_The task_:
Your answer must be every line of the data that contains "servicio".

_Source information_:

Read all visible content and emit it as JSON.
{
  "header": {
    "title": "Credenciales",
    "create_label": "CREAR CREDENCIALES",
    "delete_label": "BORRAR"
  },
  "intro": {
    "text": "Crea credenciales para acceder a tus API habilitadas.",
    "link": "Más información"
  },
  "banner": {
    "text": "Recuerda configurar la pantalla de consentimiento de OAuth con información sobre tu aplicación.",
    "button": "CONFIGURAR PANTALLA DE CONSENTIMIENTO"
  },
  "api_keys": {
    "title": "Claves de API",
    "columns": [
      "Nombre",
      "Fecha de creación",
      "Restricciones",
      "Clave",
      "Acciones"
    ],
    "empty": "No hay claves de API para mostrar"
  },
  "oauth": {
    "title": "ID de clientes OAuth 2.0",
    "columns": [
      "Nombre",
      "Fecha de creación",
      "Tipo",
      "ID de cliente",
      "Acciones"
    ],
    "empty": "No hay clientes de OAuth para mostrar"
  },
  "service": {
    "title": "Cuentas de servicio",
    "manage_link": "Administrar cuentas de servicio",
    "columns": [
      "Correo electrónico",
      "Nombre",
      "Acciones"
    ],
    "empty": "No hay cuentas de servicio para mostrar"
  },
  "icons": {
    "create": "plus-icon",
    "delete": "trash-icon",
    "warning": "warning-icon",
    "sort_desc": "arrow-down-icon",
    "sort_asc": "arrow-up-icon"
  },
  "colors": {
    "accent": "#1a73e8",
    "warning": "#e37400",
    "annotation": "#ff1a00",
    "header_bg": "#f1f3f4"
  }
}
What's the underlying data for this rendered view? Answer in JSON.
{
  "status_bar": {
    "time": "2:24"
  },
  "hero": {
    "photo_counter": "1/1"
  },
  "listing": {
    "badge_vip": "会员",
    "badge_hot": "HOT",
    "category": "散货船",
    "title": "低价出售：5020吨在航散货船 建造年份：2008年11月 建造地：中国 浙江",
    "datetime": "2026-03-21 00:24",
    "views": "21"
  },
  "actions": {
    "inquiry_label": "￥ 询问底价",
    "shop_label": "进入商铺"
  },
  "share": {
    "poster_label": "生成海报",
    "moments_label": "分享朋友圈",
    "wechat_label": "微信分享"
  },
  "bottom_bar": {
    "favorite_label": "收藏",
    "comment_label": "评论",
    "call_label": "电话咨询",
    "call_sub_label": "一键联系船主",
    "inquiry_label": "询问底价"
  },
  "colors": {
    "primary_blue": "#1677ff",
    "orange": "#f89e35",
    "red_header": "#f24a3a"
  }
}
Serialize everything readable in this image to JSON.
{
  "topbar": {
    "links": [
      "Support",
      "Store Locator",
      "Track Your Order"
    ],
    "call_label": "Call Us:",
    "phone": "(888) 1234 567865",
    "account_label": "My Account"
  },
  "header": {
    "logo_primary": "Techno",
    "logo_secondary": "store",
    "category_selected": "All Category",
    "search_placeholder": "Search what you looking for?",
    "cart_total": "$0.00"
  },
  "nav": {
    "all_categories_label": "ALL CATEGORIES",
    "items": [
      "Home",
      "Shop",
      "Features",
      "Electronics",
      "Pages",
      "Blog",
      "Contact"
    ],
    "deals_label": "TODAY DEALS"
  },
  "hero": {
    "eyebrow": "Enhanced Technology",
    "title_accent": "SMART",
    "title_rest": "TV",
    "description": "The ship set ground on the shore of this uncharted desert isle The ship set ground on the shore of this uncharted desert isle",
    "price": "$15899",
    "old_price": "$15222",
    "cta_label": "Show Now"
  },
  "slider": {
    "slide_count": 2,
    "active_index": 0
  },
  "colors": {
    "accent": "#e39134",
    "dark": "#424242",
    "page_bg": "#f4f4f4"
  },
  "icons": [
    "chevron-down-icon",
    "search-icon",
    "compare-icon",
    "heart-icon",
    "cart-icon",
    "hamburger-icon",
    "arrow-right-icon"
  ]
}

_Written answer_:
    "title": "Cuentas de servicio",
    "manage_link": "Administrar cuentas de servicio",
    "empty": "No hay cuentas de servicio para mostrar"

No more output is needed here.